ABC Radio National, Australia’s public radio broadcaster, is going to be airing an abridged reading of Dracula by Bram Stoker. We’d like to tell you all about it, but there’s very little to say. We’d like to point you towards the audio index where the novel would normally be archived for a full eight weeks after the broadcasts, but we can’t. Reason is:
“Due to copyright restrictions this reading is unavailable as audio on demand.”
Now of course it’s plausible that this particular recording of Dracula, one of the most recorded audiobooks of all time, is covered by copyright. In fact, it’d be damn unlikely that it isn’t covered by copyright. Few if any public broadcasters are using creative commons licenses. What the disclaimer should actually say is:
“Due to copyright restrictions, not normally present on our regular 21st century novels, this 19th century novel is unavailable for audio on demand.”
Why then did RN choose a BBC abridgment of a public domain novel that has such restrictions? Why choose to air a classic novel, a freely available text, and get a version that precludes both “audio on demand” and podcasting rights? Why ABC? WHY?
Are we to assume the restrictions weren’t a deal breaker in this case, because this particular abridgement is by far the best reading of Dracula ever recorded?!?!
Maybe it is. Listeners to the 2003 BBC broadcast of this version had the following to say about the production:
“Over the years, I have listened to many reading versions of Dracula. The problem with a single reader for the story is that it is not very convincing for a male reader to read Mina’s diaries. I am glad this BBC version finally got it right. With many readers giving their account of the story, the realistic and scary elements have been added to give listener a better feel of the story unfold. I hope in the future,multi-readers production can be a standard practice.”
“I also feel that in the case of Dracula, it is better to have multiple readers. The talented actors involved in this production have, in my opinion, brought this story vividly to life.

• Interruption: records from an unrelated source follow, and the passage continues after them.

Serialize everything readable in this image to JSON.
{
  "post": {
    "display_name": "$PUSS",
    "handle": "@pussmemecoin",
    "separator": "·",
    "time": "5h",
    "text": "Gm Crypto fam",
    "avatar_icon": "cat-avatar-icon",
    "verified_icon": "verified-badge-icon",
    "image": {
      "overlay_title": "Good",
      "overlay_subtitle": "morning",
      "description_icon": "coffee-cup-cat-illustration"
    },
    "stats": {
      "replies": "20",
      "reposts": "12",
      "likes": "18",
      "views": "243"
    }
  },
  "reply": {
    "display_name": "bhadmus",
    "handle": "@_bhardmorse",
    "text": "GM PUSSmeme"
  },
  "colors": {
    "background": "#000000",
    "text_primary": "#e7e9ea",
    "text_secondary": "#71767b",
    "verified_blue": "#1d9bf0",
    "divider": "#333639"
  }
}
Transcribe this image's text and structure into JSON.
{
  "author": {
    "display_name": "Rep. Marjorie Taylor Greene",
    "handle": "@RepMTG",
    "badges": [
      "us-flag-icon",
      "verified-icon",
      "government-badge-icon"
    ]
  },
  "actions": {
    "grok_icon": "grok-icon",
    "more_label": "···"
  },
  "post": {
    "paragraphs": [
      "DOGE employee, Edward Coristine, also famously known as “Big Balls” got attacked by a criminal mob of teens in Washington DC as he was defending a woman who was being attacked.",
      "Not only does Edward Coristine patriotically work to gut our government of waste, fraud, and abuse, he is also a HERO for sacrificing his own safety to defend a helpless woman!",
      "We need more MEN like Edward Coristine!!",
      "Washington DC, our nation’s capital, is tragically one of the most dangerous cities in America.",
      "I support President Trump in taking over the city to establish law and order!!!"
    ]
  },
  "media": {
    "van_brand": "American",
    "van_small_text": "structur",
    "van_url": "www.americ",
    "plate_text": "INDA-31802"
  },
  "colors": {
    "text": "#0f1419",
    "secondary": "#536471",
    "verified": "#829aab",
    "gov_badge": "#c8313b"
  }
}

It’s particularly nice to hear James D’Arcy – he has a wonderful voice for radio.”
“Now this is the kind of bedtime story you want, laced with blood, horror, and sexually charged gothic opulence. In this new adaptation of Bram Stoker’s classic, the various diary accounts of the four main characters are read by Michael Fassbender, James Greene, Gillian Kearney and James D’Arcy … Of course, you won’t sleep a wink.“
Those lucky folks in Australia who’ve got the ability to listen live to all ten parts as they air can still enjoy it. Here are the details for all three of you lucky devils…
By Bram Stoker; Read by Michael Fassbender, Gillian Kearney, James D’Arcy and James Greene
10 parts – [ABRIDGED]
Broadcaster: ABC Radio National
Broadcast: Weekdays, July 2nd – 13th @ 2pm (repeats 11pm)
The most famous of all vampire stories, first published in 1897 and never out of print since. Dracula tells of a vampiric count, pursued relentlessly by those who would see him destroyed.